I was driving along, my mind lost in the day's to do list, when I heard commotion in the back seat. I looked over my right shoulder and discovered I was in the cross-hairs of a one-eyed stare.
"What's the matter with your eye, buddy?" I asked Elliott, somewhat concerned that he had one eye pressed tight in a wink that looked like it might be permanently locked.
"I'm a pirate," he said. His voice gruff, his expression quite serious, and not even a quiver from the wink.
"Why are you a pirate?" I asked. I was relatively calm for a man suddenly carjacked into the world of 3-year-old piracy.
"Because I have one eye," Elliott answered, "you have two eyes and I have one eye and pirates have one eye so I'm a pirate." It wasn't until I was well removed from the terror of the situation that I could appreciate the logic in that explanation. What a world of difference a wink can make.
But, that is Elliott's world these days. Katie heard him growling in the living room while she was in the back room getting ready for work. He didn't appear to be in distress or in want; he was simply growling. She, being the brave mom she is, took her investigation into the teeth of the roar. Before she reached the scene, she was greeted at the end of the hallway by Elliott.
"Roar," he yelled, "I'm a Tiger. Roar. I'm a Tiger. Roar. I'm a Tiger." He repeated this many times. It made me appreciate the neighbor's large dog that barks constantly, but has never once felt the need to stop and inform us that he's a dog. I guess there are some insecurities when you take on new roles in life.
Katie and I realize this is a normal phase that Elliott is going through, and for the most part, we simply smile or laugh and enjoy it. But, we aren't without concern. Not for Elliott, mind you, but for Ian. As casually as Elliott's parents respond to this never ending parade of characters, Ian latches on to each and every one of them with a worship usually reserved for superheroes. But make no mistake, in Ian's eyes, Elliott is a superhero.

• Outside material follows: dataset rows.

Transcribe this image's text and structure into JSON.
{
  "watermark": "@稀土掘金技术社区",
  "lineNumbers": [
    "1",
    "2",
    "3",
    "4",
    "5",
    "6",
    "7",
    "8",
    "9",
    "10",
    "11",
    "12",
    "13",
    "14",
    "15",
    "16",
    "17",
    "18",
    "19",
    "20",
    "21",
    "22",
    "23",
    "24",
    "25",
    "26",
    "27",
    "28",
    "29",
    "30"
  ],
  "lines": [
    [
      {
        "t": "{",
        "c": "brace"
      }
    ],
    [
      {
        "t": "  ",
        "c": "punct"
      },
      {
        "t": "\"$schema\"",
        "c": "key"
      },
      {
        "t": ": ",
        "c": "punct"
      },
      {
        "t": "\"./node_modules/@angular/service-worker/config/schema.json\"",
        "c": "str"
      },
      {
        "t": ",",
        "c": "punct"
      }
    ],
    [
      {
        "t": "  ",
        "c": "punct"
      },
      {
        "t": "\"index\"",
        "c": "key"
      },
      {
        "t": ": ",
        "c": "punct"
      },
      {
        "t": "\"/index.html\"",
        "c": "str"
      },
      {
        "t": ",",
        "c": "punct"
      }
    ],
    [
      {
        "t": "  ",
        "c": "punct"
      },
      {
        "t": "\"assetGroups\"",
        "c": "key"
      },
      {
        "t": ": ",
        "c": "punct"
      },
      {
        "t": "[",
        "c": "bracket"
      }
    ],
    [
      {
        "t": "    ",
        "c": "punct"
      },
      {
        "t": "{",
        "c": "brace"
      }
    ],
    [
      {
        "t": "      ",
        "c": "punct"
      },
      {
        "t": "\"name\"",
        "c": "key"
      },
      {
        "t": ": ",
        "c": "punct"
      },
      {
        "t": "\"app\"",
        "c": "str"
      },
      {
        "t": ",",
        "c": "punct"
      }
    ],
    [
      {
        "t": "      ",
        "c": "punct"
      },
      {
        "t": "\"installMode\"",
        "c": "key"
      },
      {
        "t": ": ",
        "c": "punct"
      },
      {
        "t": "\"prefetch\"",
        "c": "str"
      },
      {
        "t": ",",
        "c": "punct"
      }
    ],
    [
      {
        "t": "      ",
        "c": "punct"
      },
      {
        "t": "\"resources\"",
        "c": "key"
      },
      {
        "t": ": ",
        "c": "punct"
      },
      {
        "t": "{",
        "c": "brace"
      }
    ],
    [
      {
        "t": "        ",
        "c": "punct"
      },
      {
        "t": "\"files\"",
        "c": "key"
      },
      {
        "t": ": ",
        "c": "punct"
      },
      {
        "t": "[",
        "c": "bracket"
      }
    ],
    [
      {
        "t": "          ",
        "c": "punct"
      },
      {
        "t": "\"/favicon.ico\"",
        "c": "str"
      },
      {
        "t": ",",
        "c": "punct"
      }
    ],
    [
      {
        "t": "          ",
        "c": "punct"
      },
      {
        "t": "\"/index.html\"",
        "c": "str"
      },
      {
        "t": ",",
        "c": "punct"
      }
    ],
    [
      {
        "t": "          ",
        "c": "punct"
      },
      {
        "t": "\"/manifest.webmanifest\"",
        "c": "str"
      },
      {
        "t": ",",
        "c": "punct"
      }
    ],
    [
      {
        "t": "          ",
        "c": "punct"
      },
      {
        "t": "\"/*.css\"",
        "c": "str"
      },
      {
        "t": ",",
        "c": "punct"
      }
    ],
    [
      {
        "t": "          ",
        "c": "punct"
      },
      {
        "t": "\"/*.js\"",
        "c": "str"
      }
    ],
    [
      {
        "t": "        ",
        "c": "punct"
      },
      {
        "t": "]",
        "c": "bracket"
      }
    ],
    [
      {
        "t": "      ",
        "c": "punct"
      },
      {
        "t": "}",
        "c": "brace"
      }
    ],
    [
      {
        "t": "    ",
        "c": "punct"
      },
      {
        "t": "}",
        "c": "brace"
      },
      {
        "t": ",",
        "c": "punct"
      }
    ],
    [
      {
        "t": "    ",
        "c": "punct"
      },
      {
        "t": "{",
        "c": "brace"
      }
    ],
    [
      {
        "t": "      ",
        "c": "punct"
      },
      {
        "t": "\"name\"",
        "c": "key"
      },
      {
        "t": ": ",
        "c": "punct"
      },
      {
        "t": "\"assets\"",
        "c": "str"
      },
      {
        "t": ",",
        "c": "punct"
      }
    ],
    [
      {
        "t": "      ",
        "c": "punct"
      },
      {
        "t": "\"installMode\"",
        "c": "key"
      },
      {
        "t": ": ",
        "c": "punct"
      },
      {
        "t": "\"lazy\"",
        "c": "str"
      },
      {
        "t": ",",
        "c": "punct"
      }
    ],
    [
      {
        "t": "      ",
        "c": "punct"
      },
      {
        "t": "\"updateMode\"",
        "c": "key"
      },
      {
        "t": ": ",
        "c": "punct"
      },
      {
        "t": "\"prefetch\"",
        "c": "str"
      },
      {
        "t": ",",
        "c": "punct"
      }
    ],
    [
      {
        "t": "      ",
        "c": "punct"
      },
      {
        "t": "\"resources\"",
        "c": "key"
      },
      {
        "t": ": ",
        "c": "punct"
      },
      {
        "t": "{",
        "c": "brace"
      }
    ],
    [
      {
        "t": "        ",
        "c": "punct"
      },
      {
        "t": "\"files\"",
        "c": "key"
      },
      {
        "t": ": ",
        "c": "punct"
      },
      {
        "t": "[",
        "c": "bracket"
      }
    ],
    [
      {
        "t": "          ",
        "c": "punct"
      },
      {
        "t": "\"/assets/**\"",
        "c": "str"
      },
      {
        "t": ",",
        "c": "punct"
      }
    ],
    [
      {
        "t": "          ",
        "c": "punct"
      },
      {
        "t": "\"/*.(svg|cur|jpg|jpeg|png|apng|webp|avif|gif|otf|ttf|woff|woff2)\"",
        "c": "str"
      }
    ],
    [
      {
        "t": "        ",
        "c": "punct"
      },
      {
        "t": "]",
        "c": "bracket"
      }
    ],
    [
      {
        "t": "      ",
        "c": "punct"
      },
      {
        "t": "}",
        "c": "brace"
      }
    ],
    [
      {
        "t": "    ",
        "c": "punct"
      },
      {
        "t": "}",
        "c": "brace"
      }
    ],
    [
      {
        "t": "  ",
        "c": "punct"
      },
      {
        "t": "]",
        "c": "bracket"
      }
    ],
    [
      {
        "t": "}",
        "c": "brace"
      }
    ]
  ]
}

Maybe for his next trick Elliott will transform himself into a doctor. Then he can really tend to Ian. Ian has what we believe is an incurable case of "Tractee Deficit Disorder." The disease is brought on by the insatiable appetite for time spent in the presence of tractors. Its symptom is one: anytime the afflicted is outside the presence of tractors, he or she breaks into a simple but often annoying chant - "tractee, tractee, tractee." And it isn't like your normal protest chant, but more like a devastated pet owner searching the neighborhood for their missing poodle.
Ian was fast asleep recently when it was time for he and I to hit the road to grandma and grandpa's house. Katie was trying everything to wake him up. "Do you want to see daddy?" she asked, searching for movement. Nothing. "Do you want to see Elliott?" Nothing. "Ian, do you want to go to grandma and grandpa's?" she asked. The sound of silence. "Ian, do you want to ride the tractor?" His little eyes popped open; his face suddenly looked like he had been awake for hours.
"Tractee," he said. And thus the day had begun.
Ian had his almost-17-month checkup yesterday. Everything looked and sounded good. He is still long (35"), and his weight is average (25lb). We are so grateful that both of the boys continue to be blessed with good health.
Be sure to check out the new pictures.